The science behind ocean acidification is not as complicated as it may sound, but it will help to refresh your memory about the basic concepts of the pH scale and how it relates to the chemistry of the world's ocean. Many people will forget this information as soon as they pass their chemistry exam, and will never think about pH again unless it relates to their fish tanks, swimming pools, or deodorant for women. pH is a measurement of the amount of hydrogen ions in a solution, and the scale goes from 0 to 14. pH values between 0 and 7 are considered acidic. Values between 7 and 14 are basic. A solution with a pH of 7 is considered neutral. It is important to remember that being labeled an acid or a base is not a bad thing, many things that we consume regularly (like orange juice and soda) are acids. What is important is that living things have adapted to cope with specific pH ranges, and the pH of ocean water is decreasing faster than many animals can adapt.
- The pdf resource included in this lesson is a huge overview of ocean acidification and its effects on coral reefs. For the purposes of this lesson: go over pages 11-14 for a brief explanation about ocean pH.
- There is also a video of this same presentation with the speaker, Dr. Dwight Gledhill, discussing the science of ocean acidification. The video is 30 minutes long, but you can watch the first six minutes of this talk to focus on the chemistry and science of ocean acidification.
- For kinesthetic learners, check out the first lab activity from the "Ocean Acidification Lab Activities" pdf file. The experiment is called Student Activity 1: Is Seawater More Like Lemons or Bleach?" The pH testing activity can be done with students, staff, volunteers and visitors!
- Stanford University's virtual urchin lab is a fun and easy way to refresh about acids, bases and the pH scale. You can familiarize yourself with familiar acids and bases, and also see how ocean pH has changed since the industrial revolution. http://virtualurchin.stanford.edu/AcidOcean/AcidOcean.htm
Seawater is slightly basic on the pH scale, with a typical value of 8.1. Ocean acidification means that in the year 2100, the water in the ocean is expected to move towards acidity, and may potentially reach a new pH of 7.8. This may look like a small change, but on the pH scale, it is significant and will alter the ocean chemistry to which many species have adapted.
Ocean Acidification: Coral Reefs In The Balance
This is a lengthy pdf document of a powerpoint presentation that accompanies a talk by Dr. Dwight Gledhill with the Cooperative Institute of Marine and Atmospheric Science. It is a good resource for background information about ocean acidification because it covers chemistry, carbon cycles, CO2 emmission, and focuses on the impacts of ocean acidification on coral reefs. If you are looking to fully understand these concepts, check this out.
Ocean Acidification: Coral Reefs In The Balance
This is a lengthy (30 minutes) presentation by Dr. Dwight Gledhill with the Cooperative Institute of Marine and Atmospheric Science.

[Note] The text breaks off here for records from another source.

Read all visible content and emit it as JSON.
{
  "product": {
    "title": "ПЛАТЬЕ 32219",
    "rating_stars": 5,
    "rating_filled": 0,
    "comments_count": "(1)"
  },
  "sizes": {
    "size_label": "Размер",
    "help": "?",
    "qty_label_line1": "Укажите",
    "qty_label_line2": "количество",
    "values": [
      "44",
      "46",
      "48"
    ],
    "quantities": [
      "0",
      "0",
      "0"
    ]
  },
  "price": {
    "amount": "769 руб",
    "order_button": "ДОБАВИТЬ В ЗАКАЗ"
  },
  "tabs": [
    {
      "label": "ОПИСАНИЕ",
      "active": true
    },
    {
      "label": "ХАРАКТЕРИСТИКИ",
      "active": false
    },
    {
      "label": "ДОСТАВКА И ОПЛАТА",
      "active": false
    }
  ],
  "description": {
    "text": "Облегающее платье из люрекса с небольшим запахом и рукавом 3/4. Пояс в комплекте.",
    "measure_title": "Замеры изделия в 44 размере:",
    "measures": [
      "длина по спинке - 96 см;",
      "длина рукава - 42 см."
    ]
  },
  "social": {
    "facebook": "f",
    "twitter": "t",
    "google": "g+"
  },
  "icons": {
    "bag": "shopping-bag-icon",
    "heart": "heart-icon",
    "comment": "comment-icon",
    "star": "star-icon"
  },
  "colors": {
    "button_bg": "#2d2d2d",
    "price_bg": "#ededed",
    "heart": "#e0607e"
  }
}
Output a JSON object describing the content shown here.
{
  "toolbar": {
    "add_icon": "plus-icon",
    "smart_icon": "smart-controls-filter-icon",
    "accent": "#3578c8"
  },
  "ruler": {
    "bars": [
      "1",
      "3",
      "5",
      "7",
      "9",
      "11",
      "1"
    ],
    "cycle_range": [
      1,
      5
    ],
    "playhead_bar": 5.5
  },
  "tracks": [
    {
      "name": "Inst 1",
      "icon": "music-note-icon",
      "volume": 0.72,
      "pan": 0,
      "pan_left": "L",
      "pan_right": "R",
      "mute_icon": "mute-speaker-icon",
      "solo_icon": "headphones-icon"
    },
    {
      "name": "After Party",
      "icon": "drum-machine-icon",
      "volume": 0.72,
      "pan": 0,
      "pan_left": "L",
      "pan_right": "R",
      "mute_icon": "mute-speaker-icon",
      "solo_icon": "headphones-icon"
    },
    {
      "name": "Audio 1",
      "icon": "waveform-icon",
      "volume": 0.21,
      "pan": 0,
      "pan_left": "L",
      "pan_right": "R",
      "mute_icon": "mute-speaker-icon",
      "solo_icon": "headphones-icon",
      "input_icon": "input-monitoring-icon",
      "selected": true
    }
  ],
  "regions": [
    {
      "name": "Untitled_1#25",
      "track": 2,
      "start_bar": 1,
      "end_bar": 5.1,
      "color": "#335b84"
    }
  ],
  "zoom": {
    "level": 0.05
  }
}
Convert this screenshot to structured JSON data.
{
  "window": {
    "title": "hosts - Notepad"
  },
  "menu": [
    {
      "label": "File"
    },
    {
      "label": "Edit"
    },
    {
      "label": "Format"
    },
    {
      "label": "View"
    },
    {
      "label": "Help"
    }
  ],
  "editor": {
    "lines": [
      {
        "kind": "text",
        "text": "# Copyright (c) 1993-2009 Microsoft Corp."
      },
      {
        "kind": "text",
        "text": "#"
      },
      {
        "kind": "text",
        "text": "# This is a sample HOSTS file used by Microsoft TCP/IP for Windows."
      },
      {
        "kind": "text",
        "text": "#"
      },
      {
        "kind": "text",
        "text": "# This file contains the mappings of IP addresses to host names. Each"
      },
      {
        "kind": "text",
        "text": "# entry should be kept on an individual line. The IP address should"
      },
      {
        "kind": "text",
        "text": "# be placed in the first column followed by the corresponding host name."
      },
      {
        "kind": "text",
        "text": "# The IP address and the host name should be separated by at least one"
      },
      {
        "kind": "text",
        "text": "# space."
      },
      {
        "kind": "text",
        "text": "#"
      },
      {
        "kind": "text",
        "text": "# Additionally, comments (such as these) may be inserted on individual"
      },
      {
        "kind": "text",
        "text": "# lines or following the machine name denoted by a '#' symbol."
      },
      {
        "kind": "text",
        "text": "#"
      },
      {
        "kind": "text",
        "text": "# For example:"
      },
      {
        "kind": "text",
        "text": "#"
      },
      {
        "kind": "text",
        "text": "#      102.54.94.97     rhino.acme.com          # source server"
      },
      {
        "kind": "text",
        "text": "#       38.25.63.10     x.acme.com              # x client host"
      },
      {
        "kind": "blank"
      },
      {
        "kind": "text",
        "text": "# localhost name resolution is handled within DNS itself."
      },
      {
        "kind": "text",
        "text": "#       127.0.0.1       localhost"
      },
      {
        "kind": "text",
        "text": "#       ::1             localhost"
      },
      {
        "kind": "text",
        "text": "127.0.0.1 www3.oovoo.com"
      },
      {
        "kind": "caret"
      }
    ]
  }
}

It is a good resource for background information about ocean acidification because it covers chemistry, carbon cycles, CO2 emmission, and focuses on the impacts of ocean acidification on coral reefs. Think of it as a half-hour class on the topic. There are other videos that are more concise, but this is a good one to watch to get scientific data and a more in-depth explanation about the different processes involved with ocean acidification. You can download the powerpoint as a separate document, which is helpful if you want to look at some of the graphs and diagrams more closely.
Ocean Acidification Lab Activities
This pdf resource contains three fantastic classroom lab activities provided by the Ocean Acidification Subcommittee of the Ocean Carbon & Biogeochemistry Program. The first activity is about the pH scale, and how to test solutions to determine whether they are acids or bases. The second activity simulates the chemical process of ocean acidification in a cup using human-generated carbon dioxide! The third activity goes a step further and demonstrates the effects of ocean acidification on seashells using vinegar as the acid.
Stanford's Virtual Urchin Lab: Our Acidifying Ocean
Stanford University's virtual urchin website is a fun and engaging way to educate yourself about Ocean Acidification. The page titled Our Acidifying Ocean features interactive pages about different ocean acidification topics. Some of the pages are designed to help refresh your memory about what acids and bases even are! Other pages have you graph changes to ocean acidity by year or by CO2 emissions. Other topics are: pH, ocean chemistry, calcifying marine organisms, and urchin life cycles.